  1. Some Swedish person

    Has the registry been copied altogether to law enforcement, or can they “only” at will request single entries from it? If the latter, is it still possible to demand destruction of the sample, as it have been in the past?

    Please answer

    2 years ago
    Reply
    1. Falkvinge

      The registry consists of physical blood samples, and so, can’t easily be copied. It’s not been sequenced into genome information to the best of my knowledge. Thus, what law enforcement is doing is testing for DNA matches on already-identified suspects rather than going on fishing expeditions.

      It has never been possible to demand destruction of the sample, only “destruction or anonymization”, which can be taken to mean the latter in practice – but anonymization is hard and I don’t trust a random medical researcher to do it correctly when perhaps two dozen cryptographic experts understand the subject.

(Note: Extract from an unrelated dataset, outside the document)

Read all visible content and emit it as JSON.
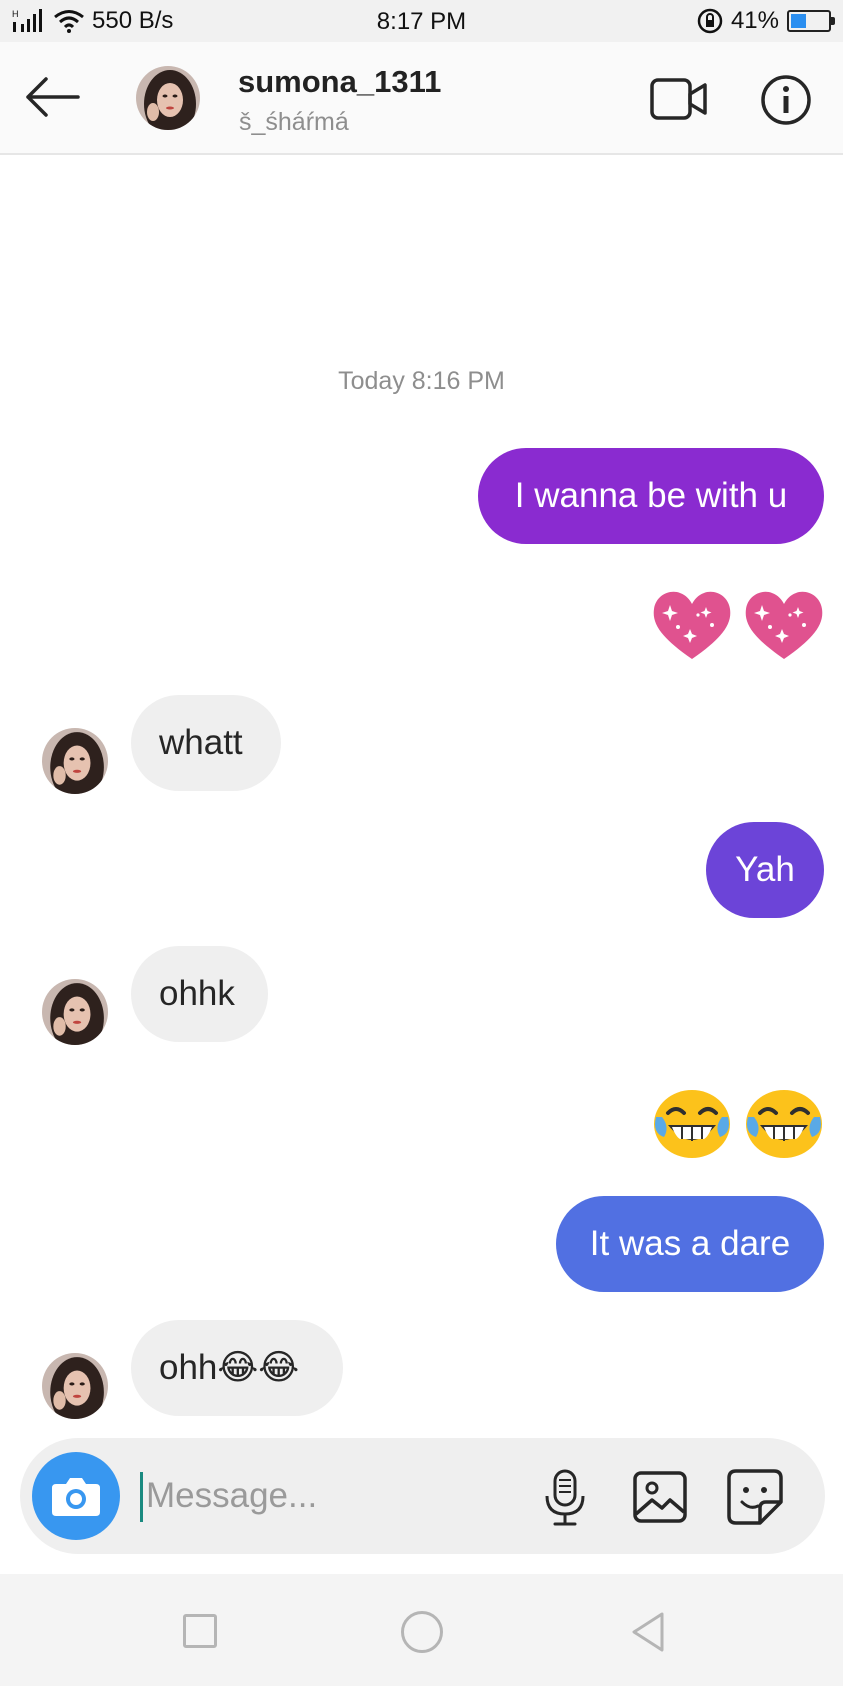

      2 years ago
      Reply
      1. Same as above

        Thank you!

        Anonymizing DNA, how stupid! Does even crypto experts understand that, given what properties the DNA itself has? It’s not like it is just random numbers that are assigned to someone, they are probably internally symmetrical in many ways and they pretty much describe the properties of the person in question, if one knows how to read them.

        No matter what, it has to be better to let them do that “destruction or anonymizatioon” than nothing, right?

        2 years ago
        Reply
        1. Falkvinge

          Anonymizing DNA, how stupid! Do even crypto experts understand that, given what properties the DNA itself has?

          This is an excellent point.

          2 years ago
          Reply